(DATASET RECORDS)

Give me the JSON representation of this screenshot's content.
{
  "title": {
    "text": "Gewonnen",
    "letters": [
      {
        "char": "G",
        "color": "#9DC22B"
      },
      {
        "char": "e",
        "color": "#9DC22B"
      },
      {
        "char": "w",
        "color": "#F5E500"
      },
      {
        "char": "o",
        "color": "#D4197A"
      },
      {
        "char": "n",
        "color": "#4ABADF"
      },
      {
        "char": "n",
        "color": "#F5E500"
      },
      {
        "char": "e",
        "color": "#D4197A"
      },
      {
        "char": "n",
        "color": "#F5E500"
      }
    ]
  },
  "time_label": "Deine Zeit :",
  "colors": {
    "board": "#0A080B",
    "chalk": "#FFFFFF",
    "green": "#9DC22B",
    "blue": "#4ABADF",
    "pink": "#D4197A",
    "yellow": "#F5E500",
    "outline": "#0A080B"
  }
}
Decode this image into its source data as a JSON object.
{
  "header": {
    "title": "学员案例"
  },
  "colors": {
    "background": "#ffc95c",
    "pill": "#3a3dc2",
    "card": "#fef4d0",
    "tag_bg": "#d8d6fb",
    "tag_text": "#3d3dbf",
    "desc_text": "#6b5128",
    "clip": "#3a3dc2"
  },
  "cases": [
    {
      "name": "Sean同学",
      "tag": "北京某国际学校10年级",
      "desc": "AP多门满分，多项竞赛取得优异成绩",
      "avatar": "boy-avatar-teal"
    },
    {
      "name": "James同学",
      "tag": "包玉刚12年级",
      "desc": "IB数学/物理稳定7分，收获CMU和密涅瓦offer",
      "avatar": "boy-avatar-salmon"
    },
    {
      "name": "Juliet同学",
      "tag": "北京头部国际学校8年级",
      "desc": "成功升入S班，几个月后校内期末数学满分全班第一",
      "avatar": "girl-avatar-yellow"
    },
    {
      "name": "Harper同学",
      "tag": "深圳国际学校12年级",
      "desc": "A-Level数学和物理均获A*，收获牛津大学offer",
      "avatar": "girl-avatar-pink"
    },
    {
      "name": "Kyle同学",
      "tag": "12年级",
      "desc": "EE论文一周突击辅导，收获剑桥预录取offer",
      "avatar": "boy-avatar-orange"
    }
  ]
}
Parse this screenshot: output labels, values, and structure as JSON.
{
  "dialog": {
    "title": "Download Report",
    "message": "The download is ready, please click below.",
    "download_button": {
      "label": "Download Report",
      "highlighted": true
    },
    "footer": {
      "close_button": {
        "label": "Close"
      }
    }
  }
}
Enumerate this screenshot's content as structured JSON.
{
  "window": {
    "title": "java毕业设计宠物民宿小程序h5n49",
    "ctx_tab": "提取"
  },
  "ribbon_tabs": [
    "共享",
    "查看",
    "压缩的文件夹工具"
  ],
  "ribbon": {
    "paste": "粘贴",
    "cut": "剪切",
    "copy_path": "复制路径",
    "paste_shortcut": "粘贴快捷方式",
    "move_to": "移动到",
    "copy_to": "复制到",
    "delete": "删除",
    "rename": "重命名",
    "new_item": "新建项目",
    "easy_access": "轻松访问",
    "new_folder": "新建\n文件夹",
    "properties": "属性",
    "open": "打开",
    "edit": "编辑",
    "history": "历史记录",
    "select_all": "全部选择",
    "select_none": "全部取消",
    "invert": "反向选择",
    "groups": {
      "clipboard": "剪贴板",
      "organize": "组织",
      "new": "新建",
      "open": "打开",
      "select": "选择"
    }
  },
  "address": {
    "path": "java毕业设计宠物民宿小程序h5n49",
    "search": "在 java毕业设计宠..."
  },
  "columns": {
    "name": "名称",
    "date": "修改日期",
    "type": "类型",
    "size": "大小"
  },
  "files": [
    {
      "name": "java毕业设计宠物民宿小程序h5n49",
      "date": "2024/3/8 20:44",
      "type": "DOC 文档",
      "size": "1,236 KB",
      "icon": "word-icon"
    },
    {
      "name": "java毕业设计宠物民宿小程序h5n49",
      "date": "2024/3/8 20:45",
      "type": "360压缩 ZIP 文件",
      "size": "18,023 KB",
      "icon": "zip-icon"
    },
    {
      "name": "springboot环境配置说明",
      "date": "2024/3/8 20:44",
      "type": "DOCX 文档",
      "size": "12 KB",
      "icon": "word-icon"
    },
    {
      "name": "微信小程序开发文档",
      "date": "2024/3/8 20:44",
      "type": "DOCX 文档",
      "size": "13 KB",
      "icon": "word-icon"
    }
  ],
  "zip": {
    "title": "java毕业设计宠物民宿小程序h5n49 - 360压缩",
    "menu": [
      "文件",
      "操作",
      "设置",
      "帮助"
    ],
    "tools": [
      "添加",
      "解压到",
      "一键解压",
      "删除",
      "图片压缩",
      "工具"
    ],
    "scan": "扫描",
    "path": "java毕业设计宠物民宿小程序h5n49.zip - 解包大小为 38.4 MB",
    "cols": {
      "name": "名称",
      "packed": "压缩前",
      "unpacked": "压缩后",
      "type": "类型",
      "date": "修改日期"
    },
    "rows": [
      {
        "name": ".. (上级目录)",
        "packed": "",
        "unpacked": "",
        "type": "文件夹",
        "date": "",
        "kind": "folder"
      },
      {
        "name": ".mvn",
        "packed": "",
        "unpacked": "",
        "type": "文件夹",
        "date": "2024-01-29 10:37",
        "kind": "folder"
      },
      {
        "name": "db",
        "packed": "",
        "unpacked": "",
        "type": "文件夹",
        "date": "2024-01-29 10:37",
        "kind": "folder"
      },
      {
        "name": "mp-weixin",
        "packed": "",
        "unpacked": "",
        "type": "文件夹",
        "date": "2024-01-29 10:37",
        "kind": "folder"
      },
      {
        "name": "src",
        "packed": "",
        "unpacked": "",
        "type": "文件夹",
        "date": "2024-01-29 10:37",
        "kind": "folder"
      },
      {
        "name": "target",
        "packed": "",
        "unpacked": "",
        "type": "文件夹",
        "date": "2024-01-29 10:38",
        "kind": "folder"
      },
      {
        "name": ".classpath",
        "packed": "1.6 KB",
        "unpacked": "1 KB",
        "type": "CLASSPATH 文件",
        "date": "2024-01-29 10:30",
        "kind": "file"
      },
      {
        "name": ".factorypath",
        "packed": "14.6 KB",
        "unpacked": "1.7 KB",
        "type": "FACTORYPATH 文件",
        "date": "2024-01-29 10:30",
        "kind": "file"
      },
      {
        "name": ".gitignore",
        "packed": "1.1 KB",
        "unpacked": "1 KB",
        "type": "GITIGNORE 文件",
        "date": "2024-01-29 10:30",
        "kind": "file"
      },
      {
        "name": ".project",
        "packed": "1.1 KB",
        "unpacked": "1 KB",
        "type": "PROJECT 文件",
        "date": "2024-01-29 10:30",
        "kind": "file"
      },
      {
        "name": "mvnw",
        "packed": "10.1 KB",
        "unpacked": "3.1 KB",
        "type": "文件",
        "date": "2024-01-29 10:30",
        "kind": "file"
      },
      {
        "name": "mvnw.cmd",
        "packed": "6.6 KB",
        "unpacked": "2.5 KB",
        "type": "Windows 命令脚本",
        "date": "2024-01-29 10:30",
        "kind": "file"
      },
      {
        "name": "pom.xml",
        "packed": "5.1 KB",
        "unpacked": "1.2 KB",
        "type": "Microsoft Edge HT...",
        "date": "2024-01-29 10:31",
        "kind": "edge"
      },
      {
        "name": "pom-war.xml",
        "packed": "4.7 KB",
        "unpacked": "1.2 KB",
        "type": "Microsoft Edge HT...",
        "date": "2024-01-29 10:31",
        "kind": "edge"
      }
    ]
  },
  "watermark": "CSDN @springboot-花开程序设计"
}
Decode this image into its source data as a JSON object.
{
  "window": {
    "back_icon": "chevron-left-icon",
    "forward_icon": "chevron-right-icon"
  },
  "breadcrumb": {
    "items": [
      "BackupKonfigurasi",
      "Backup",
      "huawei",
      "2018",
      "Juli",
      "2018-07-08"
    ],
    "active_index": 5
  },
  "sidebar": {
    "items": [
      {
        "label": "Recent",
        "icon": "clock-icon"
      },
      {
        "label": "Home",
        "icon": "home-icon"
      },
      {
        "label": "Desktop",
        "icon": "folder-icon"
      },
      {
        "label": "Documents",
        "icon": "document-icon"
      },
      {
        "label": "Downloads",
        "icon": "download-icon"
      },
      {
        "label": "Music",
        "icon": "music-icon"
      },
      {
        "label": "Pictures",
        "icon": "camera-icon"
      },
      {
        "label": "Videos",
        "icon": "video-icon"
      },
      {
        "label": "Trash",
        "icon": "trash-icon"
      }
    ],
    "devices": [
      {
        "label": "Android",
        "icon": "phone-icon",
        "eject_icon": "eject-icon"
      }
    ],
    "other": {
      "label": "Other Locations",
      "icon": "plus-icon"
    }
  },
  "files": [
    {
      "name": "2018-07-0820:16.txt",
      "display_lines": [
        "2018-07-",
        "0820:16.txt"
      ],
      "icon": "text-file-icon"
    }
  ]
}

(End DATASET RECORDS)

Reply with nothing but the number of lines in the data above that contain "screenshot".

3